Wherever the string "scope" appears in the records, return the line that holds it.

Data records for software interfaces:
§ §

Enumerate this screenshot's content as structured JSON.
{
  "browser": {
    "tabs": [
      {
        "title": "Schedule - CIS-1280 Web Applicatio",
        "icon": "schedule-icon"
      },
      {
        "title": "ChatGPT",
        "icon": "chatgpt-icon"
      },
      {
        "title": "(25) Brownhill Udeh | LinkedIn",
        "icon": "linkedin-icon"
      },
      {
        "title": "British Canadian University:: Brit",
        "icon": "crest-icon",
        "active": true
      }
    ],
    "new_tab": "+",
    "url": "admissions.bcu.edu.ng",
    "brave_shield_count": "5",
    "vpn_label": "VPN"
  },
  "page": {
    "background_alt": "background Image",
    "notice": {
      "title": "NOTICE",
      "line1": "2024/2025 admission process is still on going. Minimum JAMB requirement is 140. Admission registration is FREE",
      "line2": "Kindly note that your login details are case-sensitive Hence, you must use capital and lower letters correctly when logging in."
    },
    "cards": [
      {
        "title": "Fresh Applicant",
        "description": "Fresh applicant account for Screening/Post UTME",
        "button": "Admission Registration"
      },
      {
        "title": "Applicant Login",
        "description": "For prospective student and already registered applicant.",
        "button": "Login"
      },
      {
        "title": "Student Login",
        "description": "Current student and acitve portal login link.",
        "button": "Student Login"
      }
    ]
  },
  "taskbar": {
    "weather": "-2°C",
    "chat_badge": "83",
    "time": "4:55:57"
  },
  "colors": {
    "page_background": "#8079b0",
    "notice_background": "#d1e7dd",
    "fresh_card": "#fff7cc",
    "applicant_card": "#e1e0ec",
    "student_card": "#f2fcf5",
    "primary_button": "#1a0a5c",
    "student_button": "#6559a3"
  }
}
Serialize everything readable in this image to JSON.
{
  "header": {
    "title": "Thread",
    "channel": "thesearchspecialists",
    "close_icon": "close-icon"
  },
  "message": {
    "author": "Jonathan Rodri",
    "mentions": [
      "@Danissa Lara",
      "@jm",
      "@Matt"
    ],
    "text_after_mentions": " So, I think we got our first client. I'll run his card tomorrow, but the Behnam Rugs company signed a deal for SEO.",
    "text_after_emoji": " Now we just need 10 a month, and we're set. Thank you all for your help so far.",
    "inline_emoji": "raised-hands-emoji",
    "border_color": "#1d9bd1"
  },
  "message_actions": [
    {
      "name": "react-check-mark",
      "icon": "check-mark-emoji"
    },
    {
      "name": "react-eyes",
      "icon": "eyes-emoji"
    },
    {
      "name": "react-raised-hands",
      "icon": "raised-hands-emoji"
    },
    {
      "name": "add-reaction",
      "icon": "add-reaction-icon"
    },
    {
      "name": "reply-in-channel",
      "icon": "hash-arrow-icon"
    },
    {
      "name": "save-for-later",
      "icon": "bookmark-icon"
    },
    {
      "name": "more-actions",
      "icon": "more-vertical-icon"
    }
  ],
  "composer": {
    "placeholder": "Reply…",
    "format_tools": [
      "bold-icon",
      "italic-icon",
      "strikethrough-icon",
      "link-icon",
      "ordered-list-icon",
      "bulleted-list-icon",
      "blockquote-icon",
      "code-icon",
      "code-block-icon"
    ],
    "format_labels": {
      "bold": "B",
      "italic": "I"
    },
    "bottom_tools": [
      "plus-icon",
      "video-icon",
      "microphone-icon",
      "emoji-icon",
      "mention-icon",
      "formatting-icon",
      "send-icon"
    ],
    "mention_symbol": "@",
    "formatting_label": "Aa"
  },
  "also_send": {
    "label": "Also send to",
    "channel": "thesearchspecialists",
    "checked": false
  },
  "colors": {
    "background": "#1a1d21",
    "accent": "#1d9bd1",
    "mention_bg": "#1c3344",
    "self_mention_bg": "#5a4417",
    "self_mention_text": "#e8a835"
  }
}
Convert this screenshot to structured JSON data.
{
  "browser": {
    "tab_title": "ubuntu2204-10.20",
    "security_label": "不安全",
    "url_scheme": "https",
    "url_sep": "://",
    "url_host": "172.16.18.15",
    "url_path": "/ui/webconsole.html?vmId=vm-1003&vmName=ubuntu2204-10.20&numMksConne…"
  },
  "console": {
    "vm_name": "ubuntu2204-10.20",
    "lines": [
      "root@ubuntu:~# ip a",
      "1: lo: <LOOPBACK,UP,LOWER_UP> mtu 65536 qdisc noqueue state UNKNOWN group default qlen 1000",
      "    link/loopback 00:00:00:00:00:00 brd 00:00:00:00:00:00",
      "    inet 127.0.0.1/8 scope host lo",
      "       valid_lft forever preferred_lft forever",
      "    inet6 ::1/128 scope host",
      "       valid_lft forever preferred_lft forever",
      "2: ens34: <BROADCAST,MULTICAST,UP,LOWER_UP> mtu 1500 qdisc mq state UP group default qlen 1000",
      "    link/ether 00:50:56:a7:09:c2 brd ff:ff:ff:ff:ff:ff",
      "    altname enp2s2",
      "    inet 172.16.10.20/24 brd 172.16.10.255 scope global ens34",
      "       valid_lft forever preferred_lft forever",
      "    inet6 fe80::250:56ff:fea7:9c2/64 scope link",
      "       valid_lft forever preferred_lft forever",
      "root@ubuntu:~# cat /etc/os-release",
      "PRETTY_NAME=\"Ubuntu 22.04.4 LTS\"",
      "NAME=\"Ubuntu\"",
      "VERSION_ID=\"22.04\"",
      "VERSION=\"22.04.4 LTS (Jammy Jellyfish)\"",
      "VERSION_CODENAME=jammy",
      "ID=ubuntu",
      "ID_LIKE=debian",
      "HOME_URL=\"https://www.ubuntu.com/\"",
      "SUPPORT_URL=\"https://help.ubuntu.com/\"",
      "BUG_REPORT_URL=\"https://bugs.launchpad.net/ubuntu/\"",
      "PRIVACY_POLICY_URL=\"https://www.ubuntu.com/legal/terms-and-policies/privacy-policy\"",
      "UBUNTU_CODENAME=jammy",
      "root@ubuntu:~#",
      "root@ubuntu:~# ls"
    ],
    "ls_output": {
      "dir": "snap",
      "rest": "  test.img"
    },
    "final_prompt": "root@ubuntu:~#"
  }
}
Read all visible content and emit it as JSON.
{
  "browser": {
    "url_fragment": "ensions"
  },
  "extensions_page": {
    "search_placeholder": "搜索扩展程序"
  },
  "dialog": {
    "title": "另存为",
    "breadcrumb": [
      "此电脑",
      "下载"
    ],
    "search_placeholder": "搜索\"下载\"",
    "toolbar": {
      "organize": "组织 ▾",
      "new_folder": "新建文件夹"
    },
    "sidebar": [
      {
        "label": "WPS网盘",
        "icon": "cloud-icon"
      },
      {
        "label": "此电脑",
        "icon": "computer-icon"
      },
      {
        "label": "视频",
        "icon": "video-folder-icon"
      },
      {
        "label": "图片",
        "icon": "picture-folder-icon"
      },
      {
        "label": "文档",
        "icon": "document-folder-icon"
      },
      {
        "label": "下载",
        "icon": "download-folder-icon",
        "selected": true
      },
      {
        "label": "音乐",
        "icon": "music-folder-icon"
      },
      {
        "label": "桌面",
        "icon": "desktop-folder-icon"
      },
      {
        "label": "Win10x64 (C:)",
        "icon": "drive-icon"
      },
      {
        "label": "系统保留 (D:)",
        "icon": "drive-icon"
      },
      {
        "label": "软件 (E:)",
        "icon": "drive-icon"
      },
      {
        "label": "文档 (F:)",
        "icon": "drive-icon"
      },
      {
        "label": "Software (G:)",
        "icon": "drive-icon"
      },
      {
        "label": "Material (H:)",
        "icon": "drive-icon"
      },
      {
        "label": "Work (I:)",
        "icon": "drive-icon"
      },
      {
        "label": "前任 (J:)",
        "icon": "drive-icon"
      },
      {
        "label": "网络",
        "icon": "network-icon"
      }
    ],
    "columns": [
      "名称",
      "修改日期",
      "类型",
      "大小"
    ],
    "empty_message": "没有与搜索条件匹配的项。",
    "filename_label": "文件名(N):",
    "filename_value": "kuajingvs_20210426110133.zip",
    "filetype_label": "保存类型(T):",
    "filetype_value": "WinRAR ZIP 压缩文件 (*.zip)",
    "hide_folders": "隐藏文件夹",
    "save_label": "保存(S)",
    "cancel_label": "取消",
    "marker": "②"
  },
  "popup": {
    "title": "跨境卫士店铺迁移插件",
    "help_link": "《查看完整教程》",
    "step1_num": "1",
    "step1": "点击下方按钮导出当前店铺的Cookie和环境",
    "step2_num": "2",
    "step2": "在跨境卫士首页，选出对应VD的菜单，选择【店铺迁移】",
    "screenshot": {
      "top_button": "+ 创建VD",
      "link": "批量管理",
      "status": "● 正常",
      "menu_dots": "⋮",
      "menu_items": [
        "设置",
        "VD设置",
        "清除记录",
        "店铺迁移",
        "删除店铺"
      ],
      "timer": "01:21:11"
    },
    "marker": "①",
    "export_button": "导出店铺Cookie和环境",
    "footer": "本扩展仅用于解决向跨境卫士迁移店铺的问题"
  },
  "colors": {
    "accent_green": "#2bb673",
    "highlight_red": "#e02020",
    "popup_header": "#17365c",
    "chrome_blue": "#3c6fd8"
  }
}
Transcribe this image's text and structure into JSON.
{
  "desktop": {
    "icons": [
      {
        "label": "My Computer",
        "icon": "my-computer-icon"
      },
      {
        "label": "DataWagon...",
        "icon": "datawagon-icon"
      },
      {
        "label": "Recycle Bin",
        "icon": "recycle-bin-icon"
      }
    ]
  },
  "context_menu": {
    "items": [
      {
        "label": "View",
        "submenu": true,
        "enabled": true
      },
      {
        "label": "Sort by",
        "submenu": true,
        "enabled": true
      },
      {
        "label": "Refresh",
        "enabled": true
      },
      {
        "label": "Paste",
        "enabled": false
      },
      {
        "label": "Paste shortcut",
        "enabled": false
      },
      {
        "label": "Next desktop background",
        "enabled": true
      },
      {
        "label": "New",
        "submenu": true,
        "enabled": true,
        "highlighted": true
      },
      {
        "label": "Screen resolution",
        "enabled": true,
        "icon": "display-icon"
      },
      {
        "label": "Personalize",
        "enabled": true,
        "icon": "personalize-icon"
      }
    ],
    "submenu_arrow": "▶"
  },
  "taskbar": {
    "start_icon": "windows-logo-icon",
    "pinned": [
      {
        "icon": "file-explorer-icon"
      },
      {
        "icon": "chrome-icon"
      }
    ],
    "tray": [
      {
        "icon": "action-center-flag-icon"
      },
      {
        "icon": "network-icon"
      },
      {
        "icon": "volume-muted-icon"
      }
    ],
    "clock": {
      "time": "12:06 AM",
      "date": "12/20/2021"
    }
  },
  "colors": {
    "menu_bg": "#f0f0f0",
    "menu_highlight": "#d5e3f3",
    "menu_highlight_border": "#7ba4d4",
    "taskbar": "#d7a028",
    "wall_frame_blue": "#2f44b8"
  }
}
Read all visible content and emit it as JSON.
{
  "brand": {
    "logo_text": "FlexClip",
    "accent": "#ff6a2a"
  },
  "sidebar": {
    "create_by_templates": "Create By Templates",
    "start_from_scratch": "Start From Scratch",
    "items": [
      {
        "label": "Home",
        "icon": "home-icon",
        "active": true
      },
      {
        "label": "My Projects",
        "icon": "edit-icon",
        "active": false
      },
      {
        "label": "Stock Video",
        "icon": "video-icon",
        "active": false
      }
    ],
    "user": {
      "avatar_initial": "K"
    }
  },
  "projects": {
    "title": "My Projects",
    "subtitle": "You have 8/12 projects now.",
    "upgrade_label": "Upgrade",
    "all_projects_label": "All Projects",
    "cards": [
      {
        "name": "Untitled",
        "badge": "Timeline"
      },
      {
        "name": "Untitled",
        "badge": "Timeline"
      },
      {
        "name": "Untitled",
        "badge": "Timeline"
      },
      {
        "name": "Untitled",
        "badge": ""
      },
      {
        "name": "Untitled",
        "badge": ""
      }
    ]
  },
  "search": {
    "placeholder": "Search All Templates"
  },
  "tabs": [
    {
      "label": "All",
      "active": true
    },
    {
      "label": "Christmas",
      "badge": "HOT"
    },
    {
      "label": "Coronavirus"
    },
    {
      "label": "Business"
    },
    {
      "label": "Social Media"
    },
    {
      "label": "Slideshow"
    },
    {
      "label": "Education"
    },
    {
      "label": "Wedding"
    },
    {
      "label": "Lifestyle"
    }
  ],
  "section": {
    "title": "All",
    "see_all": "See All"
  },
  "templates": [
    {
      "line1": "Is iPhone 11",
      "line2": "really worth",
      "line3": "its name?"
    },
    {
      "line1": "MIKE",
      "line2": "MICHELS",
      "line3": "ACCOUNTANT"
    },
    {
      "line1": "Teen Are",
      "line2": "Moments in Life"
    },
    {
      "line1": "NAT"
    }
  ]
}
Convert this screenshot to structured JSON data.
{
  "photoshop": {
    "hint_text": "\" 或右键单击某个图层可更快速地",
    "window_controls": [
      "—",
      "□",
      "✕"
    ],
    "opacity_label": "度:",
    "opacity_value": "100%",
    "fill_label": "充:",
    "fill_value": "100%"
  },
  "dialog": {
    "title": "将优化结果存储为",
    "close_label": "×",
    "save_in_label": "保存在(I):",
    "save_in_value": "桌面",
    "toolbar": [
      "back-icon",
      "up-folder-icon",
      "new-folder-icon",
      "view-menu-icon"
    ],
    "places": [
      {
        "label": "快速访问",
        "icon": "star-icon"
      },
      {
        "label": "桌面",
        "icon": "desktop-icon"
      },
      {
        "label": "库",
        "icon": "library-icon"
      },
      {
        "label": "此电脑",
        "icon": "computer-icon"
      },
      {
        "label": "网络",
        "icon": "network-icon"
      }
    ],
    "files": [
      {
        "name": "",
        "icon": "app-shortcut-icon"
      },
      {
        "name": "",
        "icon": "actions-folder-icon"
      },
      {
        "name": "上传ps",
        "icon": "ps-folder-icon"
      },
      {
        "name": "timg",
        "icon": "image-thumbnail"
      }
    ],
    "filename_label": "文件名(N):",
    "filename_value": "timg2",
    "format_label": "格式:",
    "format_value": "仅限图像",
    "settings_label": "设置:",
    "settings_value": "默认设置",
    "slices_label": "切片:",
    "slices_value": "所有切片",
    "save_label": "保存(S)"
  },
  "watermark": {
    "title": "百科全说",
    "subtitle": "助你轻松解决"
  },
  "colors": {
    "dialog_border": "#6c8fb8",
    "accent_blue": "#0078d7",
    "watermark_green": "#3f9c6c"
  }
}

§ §

→ **RESPONSE FOR THIS EXERCISE**
      "    inet 127.0.0.1/8 scope host lo",
      "    inet6 ::1/128 scope host",
      "    inet 172.16.10.20/24 brd 172.16.10.255 scope global ens34",
      "    inet6 fe80::250:56ff:fea7:9c2/64 scope link",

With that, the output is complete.